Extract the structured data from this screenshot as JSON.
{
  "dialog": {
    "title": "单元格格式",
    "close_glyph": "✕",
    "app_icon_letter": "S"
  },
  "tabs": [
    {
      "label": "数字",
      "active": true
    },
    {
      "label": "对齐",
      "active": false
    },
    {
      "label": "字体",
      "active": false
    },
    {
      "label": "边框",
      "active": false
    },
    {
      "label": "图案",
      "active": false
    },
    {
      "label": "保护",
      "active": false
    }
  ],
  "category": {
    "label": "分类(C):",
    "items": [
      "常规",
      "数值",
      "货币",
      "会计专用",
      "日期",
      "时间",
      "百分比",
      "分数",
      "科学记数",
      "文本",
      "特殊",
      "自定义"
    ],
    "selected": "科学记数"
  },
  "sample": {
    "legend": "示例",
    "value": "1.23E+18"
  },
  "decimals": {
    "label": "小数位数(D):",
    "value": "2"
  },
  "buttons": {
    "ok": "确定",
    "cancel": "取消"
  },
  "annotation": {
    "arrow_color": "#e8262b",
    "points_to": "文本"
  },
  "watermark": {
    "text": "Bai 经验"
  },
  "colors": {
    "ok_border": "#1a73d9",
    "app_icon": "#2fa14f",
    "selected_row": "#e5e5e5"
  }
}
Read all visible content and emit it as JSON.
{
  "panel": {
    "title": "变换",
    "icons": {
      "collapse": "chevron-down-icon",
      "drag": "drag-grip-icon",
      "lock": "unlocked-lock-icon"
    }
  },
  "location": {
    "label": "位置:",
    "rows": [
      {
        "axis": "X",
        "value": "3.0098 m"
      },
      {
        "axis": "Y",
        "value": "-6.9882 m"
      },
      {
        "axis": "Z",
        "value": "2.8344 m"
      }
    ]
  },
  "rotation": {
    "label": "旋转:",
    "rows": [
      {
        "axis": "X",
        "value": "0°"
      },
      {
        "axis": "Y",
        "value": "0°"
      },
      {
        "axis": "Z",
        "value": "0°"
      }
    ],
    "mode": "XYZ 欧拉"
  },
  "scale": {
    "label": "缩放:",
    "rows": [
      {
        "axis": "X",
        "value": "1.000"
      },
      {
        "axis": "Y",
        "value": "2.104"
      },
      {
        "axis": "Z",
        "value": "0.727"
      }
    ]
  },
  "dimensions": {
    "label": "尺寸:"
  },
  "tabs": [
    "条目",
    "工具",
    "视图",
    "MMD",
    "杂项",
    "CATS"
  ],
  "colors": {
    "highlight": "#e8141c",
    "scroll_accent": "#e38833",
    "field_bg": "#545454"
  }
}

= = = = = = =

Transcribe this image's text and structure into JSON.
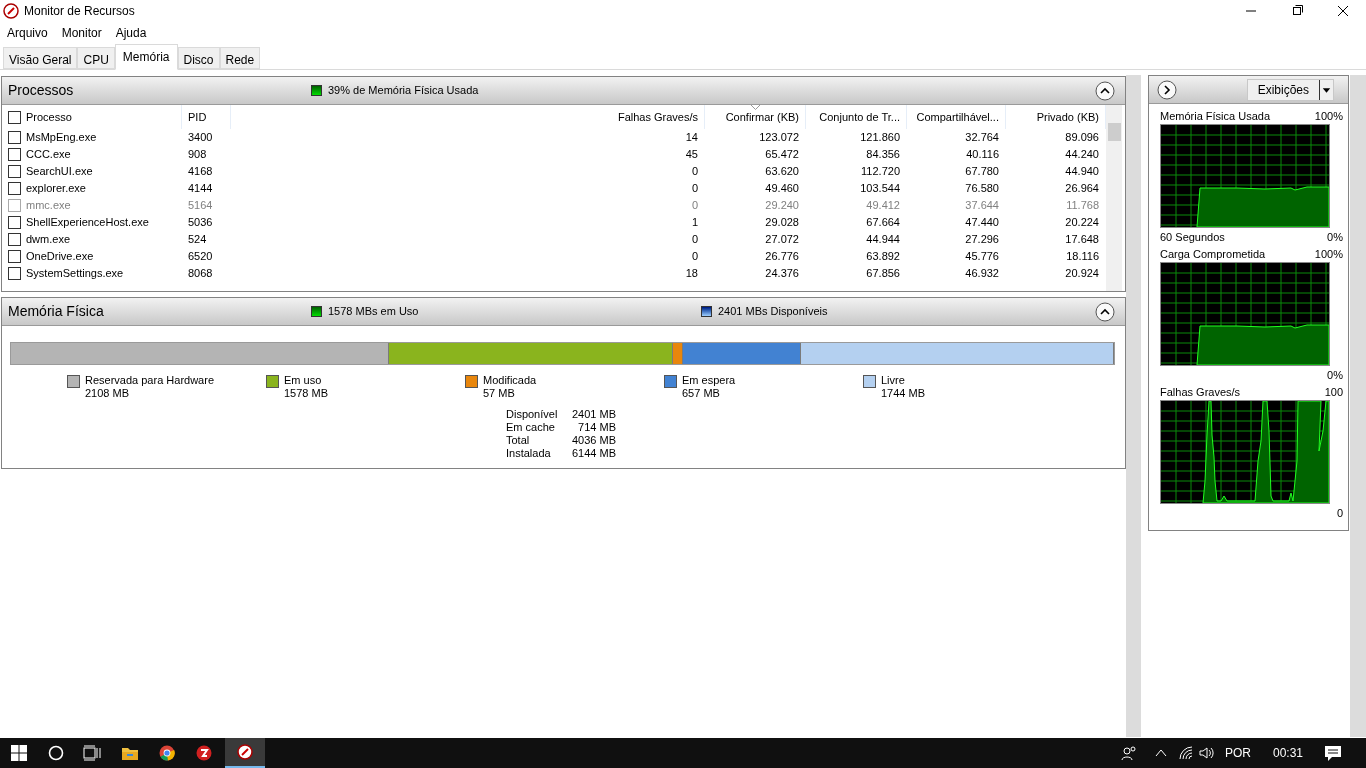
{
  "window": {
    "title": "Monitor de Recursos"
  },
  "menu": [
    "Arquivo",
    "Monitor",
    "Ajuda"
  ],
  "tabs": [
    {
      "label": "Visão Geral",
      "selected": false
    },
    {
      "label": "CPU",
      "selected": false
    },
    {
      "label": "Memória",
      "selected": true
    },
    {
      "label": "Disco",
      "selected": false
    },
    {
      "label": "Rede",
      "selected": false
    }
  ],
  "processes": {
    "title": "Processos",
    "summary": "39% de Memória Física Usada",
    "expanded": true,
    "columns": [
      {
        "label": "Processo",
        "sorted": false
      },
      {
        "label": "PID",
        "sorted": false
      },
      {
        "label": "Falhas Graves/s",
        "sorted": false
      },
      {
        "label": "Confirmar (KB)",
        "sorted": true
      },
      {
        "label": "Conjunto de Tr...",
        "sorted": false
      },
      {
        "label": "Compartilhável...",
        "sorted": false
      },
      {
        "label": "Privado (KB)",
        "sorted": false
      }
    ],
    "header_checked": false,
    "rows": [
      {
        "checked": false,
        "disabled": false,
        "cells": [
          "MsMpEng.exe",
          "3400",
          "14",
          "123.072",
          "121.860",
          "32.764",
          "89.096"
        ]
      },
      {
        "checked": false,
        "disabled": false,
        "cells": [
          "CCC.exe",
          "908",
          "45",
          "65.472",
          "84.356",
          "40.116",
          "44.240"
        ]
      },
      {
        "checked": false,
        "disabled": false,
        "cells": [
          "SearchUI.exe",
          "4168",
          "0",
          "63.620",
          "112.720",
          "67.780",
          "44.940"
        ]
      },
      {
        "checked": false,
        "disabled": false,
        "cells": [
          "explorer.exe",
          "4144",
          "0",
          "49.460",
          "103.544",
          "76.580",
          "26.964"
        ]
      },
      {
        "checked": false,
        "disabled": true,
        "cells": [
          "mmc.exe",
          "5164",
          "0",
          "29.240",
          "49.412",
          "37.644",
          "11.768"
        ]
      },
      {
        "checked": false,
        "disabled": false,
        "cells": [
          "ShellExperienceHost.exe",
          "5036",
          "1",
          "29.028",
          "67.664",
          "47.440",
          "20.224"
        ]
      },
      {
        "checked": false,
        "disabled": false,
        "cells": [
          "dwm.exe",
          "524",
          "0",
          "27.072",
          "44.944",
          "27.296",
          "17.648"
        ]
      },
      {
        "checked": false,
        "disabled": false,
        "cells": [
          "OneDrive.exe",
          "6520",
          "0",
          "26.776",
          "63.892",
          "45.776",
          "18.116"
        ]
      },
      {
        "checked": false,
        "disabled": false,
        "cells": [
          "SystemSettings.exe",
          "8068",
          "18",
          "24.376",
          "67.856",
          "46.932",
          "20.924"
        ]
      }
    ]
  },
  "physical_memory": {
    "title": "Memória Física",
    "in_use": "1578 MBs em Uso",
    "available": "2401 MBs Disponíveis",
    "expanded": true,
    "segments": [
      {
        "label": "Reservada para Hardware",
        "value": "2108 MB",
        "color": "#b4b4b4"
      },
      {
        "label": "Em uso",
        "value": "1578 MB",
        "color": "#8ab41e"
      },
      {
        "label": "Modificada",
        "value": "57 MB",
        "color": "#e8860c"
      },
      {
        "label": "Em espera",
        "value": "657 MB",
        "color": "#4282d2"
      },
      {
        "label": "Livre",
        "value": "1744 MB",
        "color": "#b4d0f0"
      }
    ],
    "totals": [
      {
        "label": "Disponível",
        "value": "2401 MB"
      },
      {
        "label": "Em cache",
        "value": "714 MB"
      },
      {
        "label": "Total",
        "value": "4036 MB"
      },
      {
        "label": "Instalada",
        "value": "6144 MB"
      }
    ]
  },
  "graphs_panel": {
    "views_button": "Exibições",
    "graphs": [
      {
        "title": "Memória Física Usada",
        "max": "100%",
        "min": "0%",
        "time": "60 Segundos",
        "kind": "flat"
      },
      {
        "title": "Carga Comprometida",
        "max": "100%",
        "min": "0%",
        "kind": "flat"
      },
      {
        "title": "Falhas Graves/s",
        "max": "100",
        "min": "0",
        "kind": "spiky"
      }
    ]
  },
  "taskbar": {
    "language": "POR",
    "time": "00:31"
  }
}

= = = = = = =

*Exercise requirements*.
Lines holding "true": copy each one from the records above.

*Response box*.
      "active": true
      "selected": true
    "expanded": true,
        "sorted": true
        "disabled": true,
    "expanded": true,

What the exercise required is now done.